- WHAT TO DO: Work out the number of lines below containing the word "coupon" and give nothing besides it.

(Items from a dataset)
########################################
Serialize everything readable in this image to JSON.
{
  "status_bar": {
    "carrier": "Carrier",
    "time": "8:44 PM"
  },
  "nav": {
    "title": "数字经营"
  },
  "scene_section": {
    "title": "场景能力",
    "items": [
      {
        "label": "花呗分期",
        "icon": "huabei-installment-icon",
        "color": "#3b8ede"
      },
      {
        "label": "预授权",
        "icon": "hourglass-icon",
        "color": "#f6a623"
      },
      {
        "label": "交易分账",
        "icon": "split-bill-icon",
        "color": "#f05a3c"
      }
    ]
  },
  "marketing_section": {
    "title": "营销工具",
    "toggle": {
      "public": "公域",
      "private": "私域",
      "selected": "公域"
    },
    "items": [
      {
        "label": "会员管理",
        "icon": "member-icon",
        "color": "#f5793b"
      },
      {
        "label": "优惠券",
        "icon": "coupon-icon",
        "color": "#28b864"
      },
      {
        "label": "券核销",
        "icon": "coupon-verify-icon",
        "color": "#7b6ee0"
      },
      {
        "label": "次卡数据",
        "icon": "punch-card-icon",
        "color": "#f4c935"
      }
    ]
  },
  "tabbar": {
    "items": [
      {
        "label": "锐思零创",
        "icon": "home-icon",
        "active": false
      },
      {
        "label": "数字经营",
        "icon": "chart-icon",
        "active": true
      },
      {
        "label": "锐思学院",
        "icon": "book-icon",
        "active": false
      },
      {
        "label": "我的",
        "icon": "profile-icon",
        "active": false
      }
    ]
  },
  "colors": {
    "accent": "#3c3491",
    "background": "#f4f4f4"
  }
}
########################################
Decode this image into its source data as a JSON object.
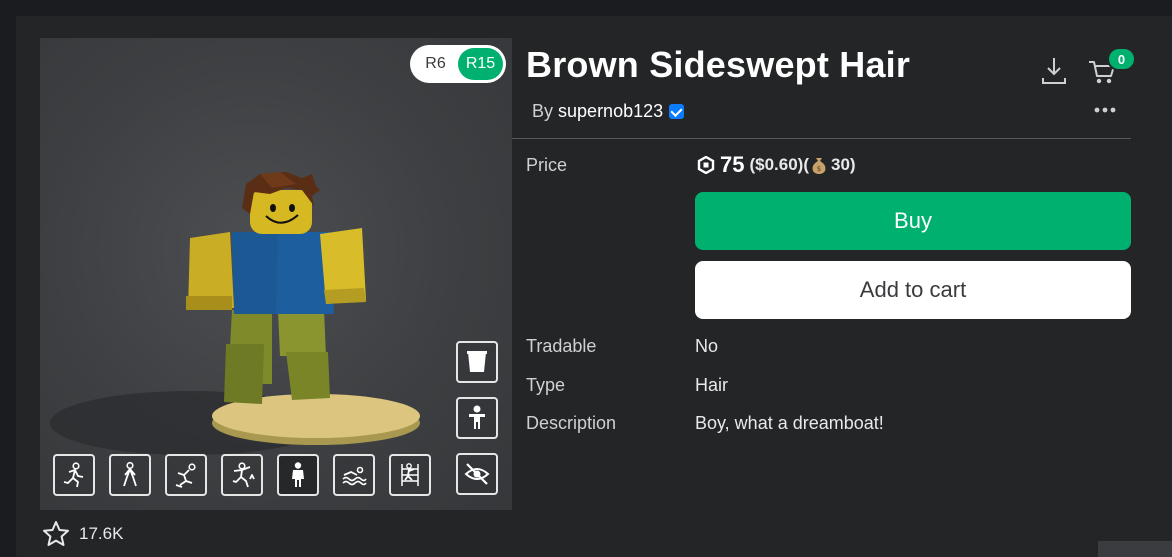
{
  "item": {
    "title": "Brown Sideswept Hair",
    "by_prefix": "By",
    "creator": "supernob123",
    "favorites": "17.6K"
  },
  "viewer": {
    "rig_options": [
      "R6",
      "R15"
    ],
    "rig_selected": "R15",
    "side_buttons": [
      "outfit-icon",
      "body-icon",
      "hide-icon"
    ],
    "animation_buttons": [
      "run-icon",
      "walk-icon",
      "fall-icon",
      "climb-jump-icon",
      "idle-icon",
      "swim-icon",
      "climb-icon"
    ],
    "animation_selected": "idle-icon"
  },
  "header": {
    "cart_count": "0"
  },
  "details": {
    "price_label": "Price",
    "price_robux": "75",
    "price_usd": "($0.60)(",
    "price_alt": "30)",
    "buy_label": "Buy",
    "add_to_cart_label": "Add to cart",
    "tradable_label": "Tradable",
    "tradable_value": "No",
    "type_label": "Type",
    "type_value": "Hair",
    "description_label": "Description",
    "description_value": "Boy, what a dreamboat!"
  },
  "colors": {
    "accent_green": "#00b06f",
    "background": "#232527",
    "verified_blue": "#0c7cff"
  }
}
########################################
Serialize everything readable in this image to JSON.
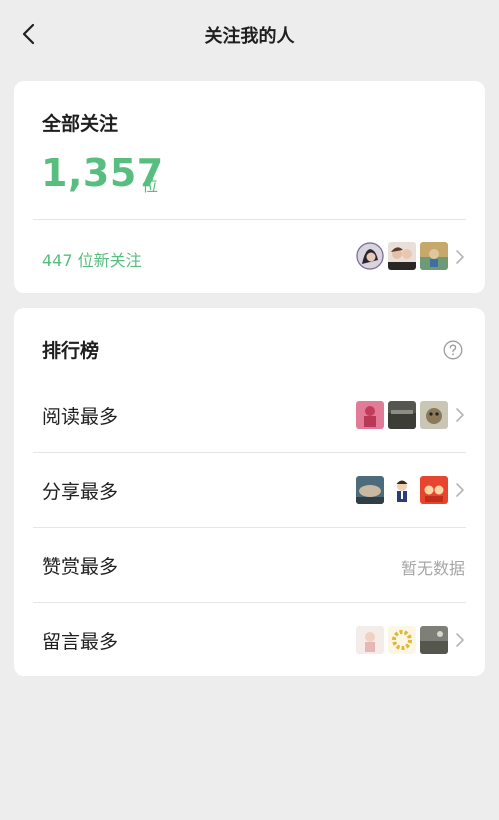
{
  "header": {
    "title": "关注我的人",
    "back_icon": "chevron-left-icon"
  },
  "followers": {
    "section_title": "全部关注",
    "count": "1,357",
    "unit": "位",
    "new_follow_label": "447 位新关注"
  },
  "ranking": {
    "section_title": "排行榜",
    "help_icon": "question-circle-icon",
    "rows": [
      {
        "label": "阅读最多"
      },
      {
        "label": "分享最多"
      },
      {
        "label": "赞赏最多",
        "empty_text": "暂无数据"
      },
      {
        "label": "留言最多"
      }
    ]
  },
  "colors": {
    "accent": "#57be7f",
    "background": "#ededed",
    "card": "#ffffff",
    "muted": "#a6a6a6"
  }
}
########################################
- RESPONSE: 2